Read the data below line by line and copy each one with "rate" in it.

DATA SHOWN>
:::::

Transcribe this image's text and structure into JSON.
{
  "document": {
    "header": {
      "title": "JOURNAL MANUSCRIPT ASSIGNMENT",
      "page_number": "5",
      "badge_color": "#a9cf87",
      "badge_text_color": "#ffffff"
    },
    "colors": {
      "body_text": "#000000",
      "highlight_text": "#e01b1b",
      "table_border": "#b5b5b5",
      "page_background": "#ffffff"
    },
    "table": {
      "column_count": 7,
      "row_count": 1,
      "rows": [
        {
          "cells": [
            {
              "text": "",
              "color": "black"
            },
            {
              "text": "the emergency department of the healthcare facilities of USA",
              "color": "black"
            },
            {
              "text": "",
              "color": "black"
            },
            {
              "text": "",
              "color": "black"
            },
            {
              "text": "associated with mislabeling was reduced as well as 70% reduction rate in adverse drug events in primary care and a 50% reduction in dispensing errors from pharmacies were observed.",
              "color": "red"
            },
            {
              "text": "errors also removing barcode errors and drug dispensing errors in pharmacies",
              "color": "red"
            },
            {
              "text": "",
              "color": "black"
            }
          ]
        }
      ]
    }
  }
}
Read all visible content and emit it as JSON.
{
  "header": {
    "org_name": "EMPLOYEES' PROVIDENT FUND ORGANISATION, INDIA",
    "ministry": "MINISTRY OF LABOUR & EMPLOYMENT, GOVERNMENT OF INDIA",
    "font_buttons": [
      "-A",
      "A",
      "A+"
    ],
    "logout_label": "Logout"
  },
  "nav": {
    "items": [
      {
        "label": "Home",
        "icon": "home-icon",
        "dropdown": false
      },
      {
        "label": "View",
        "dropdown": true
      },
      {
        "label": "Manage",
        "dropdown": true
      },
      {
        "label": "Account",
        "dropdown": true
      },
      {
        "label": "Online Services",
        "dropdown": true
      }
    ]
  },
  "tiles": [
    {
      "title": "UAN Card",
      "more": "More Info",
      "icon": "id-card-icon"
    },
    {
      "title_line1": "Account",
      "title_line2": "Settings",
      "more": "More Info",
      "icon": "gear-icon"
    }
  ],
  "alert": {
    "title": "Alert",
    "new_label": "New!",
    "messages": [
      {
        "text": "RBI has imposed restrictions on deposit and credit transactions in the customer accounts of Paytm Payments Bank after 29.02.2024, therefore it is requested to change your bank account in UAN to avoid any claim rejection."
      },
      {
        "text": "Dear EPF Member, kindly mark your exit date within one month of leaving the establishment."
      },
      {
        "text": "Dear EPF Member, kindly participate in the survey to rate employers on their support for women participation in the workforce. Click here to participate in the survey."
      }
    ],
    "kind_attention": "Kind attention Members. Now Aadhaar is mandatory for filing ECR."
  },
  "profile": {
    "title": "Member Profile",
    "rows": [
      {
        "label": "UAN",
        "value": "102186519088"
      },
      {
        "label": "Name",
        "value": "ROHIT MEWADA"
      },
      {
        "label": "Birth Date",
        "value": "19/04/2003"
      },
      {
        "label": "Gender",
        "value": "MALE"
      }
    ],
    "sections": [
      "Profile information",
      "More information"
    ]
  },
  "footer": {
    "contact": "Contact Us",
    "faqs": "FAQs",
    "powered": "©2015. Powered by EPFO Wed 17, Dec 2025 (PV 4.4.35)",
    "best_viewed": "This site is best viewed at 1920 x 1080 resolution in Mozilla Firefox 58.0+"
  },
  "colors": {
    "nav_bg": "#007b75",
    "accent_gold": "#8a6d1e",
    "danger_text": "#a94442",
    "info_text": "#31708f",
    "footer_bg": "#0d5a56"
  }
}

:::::

OUTPUT BELOW>
              "text": "associated with mislabeling was reduced as well as 70% reduction rate in adverse drug events in primary care and a 50% reduction in dispensing errors from pharmacies were observed.",
        "text": "Dear EPF Member, kindly participate in the survey to rate employers on their support for women participation in the workforce. Click here to participate in the survey."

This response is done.